On December 23, 1972, the Pittsburgh Steelers beat the Oakland Raiders, 13-7, on rookie running back Franco Harris’ “Immaculate Reception” touchdown in the waning seconds of a playoff game—one of the greatest plays in NFL history.
Between 1933 and 1972, the Steelers were lovable losers, playing in only one postseason game—a 21-0 loss to the Philadelphia Eagles in the 1947 Eastern Division playoffs. In 1972, the Steelers put together a rare winner, finishing the regular season with an 11-3 won-loss record and winning the AFC Central division to set up the playoff showdown with the Raiders in Pittsburgh.
After a scoreless first half, the Steelers built a 6-0 lead on field goals by Roy Gerela. But with less than two minutes left, Oakland quarterback Ken Stabler scored on a 30-yard scramble. The extra point gave Oakland a 7-6 lead. Pittsburgh’s season appeared over.

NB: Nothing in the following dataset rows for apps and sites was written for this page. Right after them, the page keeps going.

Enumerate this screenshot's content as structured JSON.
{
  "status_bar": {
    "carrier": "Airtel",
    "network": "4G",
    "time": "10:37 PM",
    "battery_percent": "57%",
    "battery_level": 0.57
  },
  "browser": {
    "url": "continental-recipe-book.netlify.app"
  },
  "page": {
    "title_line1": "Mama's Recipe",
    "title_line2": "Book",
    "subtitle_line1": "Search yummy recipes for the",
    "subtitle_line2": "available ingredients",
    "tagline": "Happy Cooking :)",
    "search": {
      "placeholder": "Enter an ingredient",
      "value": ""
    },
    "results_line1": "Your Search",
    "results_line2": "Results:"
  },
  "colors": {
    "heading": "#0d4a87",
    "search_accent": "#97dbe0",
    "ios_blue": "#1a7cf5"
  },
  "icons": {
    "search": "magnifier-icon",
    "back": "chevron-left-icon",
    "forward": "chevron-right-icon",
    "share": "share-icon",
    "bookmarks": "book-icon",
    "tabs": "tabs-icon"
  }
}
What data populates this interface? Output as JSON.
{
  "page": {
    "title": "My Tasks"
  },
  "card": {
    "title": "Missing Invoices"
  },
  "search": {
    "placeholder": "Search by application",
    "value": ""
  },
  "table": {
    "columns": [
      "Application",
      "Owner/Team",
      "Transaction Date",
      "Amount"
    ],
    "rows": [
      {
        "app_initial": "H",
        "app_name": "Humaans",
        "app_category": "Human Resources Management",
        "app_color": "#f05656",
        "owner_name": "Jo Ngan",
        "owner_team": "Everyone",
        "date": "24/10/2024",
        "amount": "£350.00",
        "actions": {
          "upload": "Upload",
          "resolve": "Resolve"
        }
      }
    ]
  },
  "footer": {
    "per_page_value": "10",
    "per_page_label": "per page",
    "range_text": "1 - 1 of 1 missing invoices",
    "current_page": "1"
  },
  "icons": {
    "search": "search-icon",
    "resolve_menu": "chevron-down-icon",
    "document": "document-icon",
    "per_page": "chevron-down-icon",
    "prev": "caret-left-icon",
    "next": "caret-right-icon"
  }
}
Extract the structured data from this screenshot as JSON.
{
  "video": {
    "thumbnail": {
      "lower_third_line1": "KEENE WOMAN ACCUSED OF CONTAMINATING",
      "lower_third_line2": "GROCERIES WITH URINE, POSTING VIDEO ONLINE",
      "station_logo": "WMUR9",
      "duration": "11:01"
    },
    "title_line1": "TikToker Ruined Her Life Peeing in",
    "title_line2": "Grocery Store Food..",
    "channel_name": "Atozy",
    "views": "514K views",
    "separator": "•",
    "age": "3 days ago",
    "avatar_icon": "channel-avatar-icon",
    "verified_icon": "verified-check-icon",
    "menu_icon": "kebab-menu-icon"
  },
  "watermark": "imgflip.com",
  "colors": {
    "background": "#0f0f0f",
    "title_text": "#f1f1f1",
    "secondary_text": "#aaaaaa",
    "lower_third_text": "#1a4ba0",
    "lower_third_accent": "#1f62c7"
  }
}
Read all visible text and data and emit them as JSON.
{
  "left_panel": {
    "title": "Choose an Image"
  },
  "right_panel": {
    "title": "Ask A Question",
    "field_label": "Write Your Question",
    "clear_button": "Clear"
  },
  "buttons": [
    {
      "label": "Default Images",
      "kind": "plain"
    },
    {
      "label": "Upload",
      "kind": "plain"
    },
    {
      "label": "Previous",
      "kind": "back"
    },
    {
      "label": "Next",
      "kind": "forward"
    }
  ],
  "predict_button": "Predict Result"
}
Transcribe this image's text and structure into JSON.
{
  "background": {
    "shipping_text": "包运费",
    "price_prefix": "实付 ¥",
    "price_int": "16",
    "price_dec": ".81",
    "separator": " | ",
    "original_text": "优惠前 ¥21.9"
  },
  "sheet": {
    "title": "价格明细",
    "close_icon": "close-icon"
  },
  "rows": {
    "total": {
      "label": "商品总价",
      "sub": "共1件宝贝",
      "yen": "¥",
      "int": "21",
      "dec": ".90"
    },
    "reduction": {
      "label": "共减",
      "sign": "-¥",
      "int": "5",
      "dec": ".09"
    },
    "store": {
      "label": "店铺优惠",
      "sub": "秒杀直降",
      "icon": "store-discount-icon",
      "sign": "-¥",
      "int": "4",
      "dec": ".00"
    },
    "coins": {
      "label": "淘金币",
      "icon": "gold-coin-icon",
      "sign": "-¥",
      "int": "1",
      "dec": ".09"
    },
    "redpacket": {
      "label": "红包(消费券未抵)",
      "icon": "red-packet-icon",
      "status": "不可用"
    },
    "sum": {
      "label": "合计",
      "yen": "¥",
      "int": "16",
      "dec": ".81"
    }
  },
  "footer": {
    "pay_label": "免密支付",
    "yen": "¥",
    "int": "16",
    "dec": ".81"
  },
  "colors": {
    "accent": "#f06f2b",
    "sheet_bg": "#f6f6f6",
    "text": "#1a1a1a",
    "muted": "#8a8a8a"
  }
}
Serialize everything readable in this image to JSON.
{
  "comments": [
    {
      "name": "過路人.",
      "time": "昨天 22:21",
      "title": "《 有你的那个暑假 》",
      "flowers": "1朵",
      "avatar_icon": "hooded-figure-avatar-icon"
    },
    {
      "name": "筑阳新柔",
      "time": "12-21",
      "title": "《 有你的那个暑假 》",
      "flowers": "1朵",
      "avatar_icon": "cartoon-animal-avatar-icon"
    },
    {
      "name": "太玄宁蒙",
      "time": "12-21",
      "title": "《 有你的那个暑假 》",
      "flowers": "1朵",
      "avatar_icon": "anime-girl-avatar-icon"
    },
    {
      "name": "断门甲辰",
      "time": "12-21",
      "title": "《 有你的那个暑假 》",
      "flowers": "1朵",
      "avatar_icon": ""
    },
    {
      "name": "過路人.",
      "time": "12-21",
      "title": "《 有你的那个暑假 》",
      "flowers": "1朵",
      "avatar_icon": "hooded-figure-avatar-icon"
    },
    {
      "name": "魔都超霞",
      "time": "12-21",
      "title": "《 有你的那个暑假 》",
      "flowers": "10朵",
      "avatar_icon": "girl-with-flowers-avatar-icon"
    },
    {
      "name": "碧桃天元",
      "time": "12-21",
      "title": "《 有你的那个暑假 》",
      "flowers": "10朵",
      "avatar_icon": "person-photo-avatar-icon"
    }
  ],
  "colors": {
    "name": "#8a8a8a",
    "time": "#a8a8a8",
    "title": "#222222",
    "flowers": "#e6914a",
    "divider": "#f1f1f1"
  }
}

On 4th-and-10 from his 40-yard line with 22 seconds left and no timeouts, Steelers quarterback Terry Bradshaw, under pressure, threw a pass toward Frenchy Fuqua at Oakland’s 35-yard line. Raiders defensive back Jack Tatum crashed into Fuqua, apparently hitting the football, which ricocheted toward Harris, who caught it inches off the turf and ran down the sideline for a 60-yard touchdown.
The miraculous score touched off a wild celebration by Steelers fans. After a review, officials kept the original touchdown call. The play remains controversial—if the ball had hit Fuqua last, the touchdown would have been declared an incomplete pass according to NFL rules at the time.
Pittsburgh radio play-by-play broadcaster Jack Fleming’s call of the play became famous: “Bradshaw’s running out of the pocket, looking for somebody to throw to, fires downfield, and there’s a collision! And it’s caught out of the air! The ball is pulled in by Franco Harris! Harris is going for a touchdown for Pittsburgh!″
The following week, the Steelers lost to the undefeated Miami Dolphins in the American Football Conference championship game in Pittsburgh. But the Steelers—losers for most of their existence—became a powerhouse in the 1970s, winning four Super Bowls.